What the exercise asks
Return each line of the records below that contains the word "author".

Provided entries
-=-=-=-=-

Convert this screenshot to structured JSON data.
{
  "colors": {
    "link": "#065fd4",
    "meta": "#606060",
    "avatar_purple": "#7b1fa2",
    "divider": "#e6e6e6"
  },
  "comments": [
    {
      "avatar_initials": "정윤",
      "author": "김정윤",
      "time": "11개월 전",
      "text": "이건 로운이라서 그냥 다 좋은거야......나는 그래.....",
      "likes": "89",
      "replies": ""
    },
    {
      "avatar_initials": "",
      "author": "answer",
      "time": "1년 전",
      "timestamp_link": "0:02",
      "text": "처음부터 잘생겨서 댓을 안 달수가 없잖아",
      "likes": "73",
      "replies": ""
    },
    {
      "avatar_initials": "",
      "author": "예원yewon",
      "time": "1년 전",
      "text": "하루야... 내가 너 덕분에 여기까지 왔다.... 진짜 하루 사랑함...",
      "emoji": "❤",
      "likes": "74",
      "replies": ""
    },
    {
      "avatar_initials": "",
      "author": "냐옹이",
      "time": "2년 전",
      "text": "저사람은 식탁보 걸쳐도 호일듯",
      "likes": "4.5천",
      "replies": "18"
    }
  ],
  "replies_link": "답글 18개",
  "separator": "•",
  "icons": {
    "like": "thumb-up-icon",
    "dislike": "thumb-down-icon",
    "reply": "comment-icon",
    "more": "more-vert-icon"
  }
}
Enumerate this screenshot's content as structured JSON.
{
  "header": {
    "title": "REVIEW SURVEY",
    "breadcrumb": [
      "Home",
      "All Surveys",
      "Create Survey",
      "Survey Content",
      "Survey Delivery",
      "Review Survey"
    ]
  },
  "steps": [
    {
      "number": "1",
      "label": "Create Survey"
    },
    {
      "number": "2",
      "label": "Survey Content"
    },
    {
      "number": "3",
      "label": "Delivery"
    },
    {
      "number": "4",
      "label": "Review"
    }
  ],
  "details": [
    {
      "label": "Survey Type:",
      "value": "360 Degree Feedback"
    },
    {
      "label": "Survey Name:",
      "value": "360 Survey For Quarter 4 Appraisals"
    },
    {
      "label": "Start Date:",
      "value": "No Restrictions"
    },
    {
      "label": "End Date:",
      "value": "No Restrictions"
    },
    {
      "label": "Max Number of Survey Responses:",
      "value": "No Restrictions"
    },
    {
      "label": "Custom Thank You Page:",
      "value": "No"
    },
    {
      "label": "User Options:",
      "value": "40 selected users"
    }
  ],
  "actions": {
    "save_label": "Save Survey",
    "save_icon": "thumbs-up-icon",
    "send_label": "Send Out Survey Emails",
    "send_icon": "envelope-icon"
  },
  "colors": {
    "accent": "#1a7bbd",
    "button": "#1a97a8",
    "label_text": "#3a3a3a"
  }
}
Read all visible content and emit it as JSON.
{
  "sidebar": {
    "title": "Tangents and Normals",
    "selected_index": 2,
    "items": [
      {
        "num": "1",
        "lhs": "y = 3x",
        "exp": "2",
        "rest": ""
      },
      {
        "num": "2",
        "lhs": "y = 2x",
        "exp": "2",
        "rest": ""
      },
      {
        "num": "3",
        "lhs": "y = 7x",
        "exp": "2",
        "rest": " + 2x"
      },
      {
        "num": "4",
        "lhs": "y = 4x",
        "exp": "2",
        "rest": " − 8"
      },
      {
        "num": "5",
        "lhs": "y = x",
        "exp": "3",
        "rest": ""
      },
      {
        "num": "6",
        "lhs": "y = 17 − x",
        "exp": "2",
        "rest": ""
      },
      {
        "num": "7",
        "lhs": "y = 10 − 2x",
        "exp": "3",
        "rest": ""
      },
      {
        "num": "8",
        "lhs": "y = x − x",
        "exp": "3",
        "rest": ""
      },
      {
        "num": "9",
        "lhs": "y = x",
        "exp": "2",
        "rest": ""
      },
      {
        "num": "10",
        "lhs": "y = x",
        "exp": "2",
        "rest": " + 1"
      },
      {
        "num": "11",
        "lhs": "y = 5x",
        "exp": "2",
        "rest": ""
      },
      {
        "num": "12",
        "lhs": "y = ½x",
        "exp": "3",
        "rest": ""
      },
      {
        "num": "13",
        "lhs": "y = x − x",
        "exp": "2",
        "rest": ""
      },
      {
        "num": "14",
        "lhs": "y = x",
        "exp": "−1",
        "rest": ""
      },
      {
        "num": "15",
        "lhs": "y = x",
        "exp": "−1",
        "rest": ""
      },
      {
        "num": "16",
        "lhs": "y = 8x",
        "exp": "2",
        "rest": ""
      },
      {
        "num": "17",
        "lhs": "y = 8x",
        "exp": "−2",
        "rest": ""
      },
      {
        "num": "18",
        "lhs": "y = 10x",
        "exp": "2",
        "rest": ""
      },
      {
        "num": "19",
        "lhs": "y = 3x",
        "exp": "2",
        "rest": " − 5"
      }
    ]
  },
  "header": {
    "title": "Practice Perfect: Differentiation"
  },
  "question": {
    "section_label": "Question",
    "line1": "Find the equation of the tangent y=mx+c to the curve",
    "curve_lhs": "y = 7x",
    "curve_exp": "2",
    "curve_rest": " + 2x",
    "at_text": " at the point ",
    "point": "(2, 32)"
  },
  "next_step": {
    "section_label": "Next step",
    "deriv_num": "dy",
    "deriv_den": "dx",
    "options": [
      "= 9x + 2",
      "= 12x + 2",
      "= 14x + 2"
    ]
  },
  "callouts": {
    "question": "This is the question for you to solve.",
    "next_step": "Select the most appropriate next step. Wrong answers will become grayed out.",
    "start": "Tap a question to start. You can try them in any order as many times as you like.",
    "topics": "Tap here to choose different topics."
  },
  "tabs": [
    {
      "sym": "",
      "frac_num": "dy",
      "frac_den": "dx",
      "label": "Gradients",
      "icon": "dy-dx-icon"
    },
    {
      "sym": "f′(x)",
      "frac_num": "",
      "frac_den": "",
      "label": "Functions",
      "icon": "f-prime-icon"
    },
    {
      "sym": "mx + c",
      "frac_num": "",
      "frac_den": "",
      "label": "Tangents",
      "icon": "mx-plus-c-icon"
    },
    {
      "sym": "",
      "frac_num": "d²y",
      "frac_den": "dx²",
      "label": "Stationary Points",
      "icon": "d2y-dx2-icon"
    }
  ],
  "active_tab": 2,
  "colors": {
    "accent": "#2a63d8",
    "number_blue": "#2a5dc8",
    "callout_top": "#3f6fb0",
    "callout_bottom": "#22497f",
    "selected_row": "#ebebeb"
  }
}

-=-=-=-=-

Answer space
      "author": "김정윤",
      "author": "answer",
      "author": "예원yewon",
      "author": "냐옹이",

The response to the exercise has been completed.